FIG. 3 also shows that levels of pitch removal approaching 100% are achievable simply by adding more kaolin-adsorbed polymer.
With reference first to computer-generated FIG. 4, the effect on pitch content obtained by adding to pitch-containing groundwood pulp:
the cationic kaolin slurry of Example I above without any alum being present (the back side of FIG. 4);
alum alone (the other far side of FIG. 4, to the left);
various combinations of cationic kaolin slurry and alum (the remainder of the curved response surface within the rectangular base of FIG. 4);
was determined. The amounts of cationic kaolin slurry used ranged from 0 to 100 lbs./ton of dry fiber in the pulp; the amounts of alum used ranged from 0 to 35 lbs./ton of dry fiber in the pulp. Pitch counts were again determined using the dynamic drainage jar.
The low point in pitch count was achieved using 60-80 lbs./ ton of cationic kaolin slurry with 35 lbs./ton of alum, and in fact as shown in FIG. 4 these combined amounts of cationic kaolin slurry and alum essentially eliminate all pitch.
Next, the same experimental data used to generate FIG. 4 were used to provide computer-generated FIG. 5, which illustrates still another type of response surface having contours of equal pitch content (isopitches). As can be seen from FIG. 5 various combinations of cationic kaolin and alum can be used to give the same level of pitch control, and thus economics can be one factor considered when effecting a particular level of pitch control by practicing this invention. For example, the second contour line from the bottom of FIG. 5 shows that this level of pitch control (a pitch count of approximately 3.0) can be obtained using either 100 lbs./ton of cationic kaolin slurry plus 16 lbs./ton of alum or 7 lbs./ton of cationic kaolin slurry plus 35 lbs./ton of alum. Similarly, the third contour line from the bottom of FIG. 5 shows that this level of pitch control (a pitch count of approximately 5.0) can be obtained using either 100 lbs./ton of cationic kaolin slurry and no alum or 5 lbs./ton of cationic kaolin slurry plus 35 lbs./ton of alum. This gives the papermaker great latitude in his selection of a pitch control system embodying this invention as well as in the alum (or pH) level at which he chooses to operate.

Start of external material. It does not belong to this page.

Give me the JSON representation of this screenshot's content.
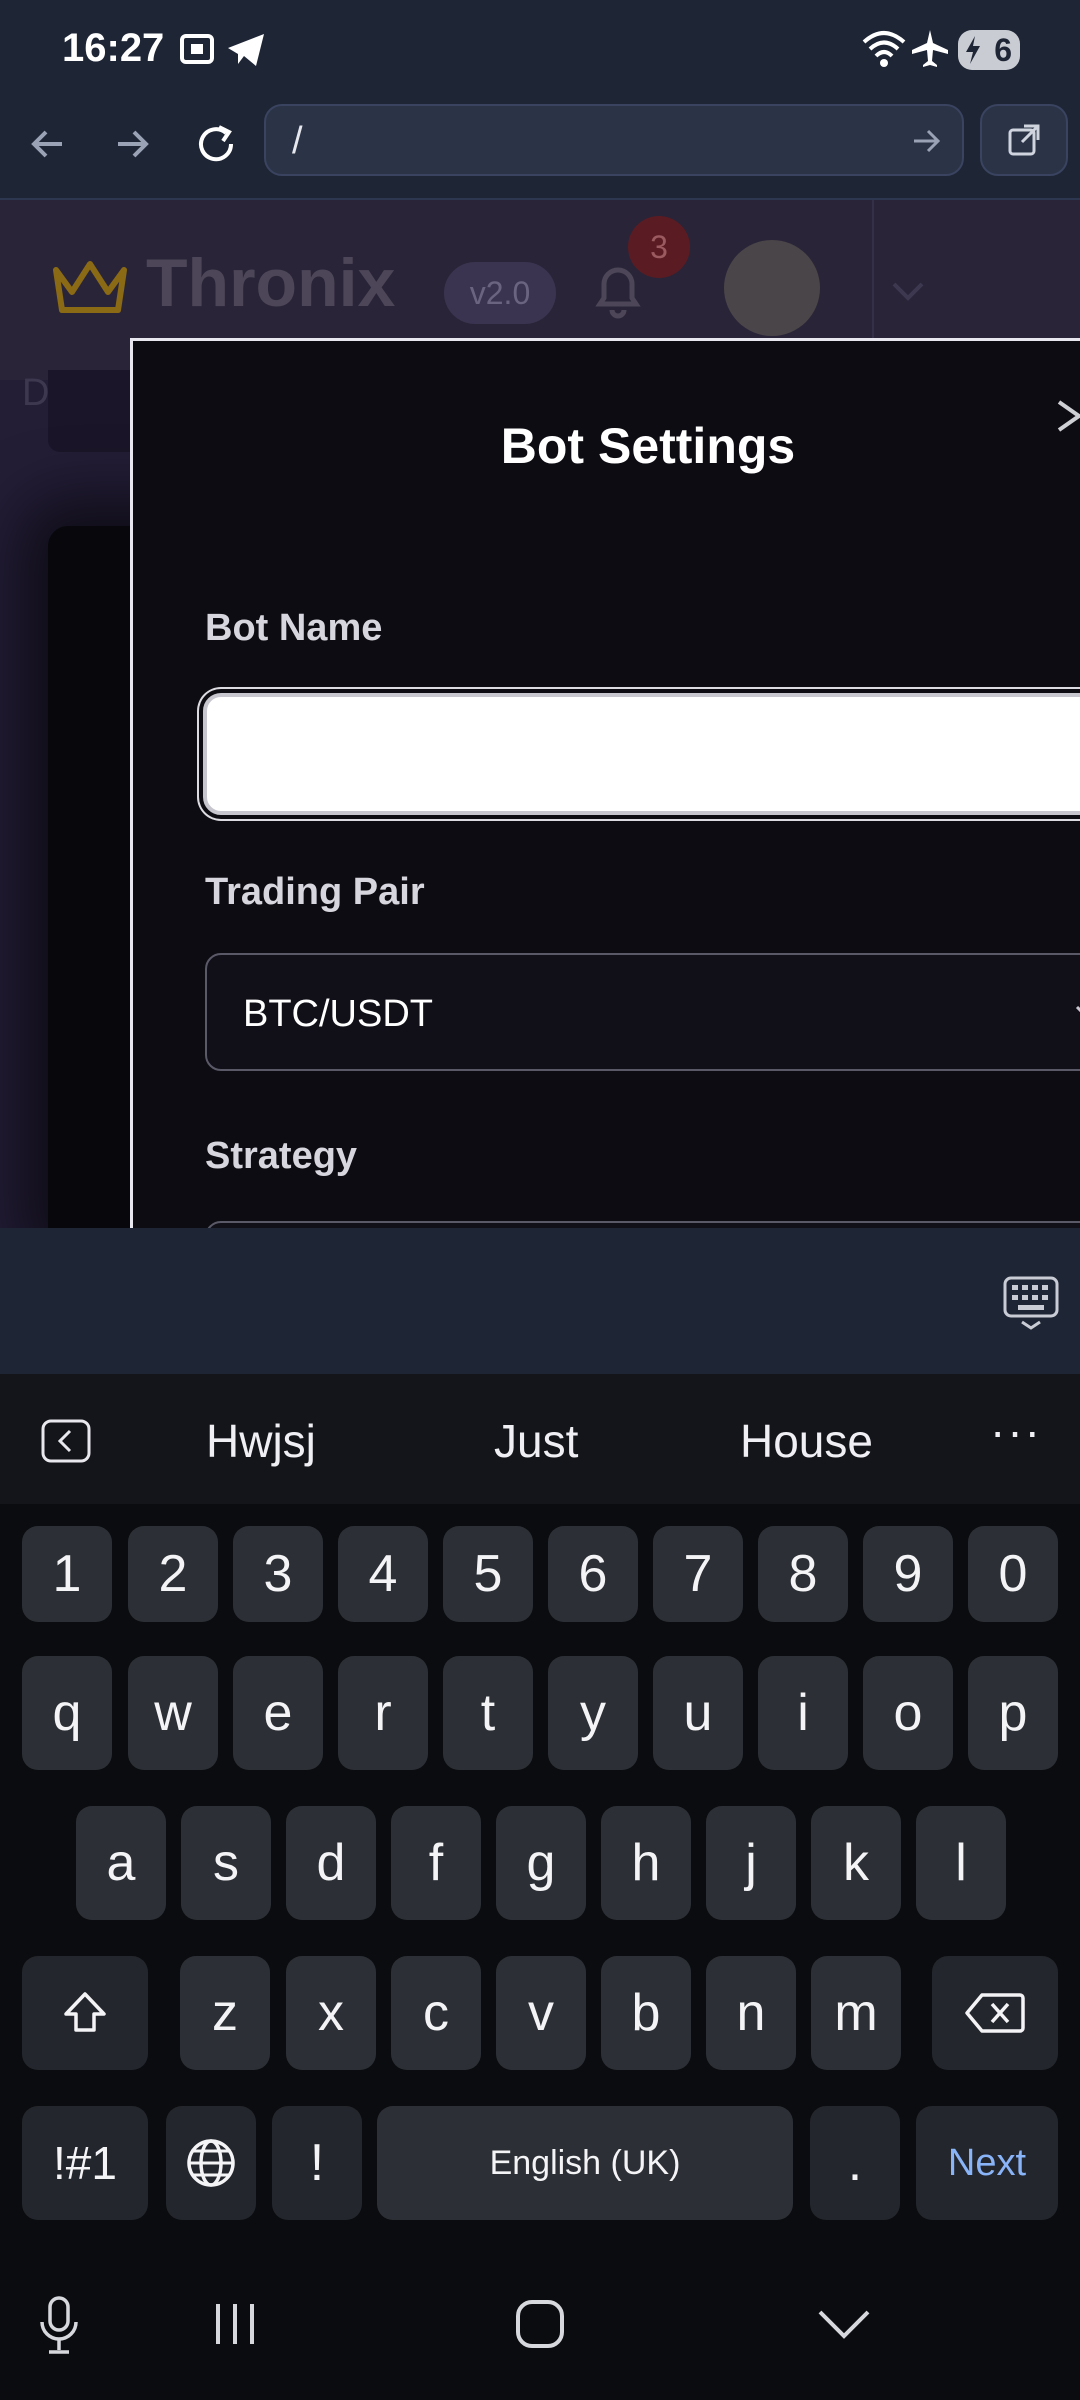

The above discussion of this invention is directed primarily to preferred embodiments and practices thereof. It will be readily apparent to those skilled in the art that further changes and modifications in the actual implementation of the concepts described herein can easily be made without departing from the spirit and scope of the invention as defined by the following claims.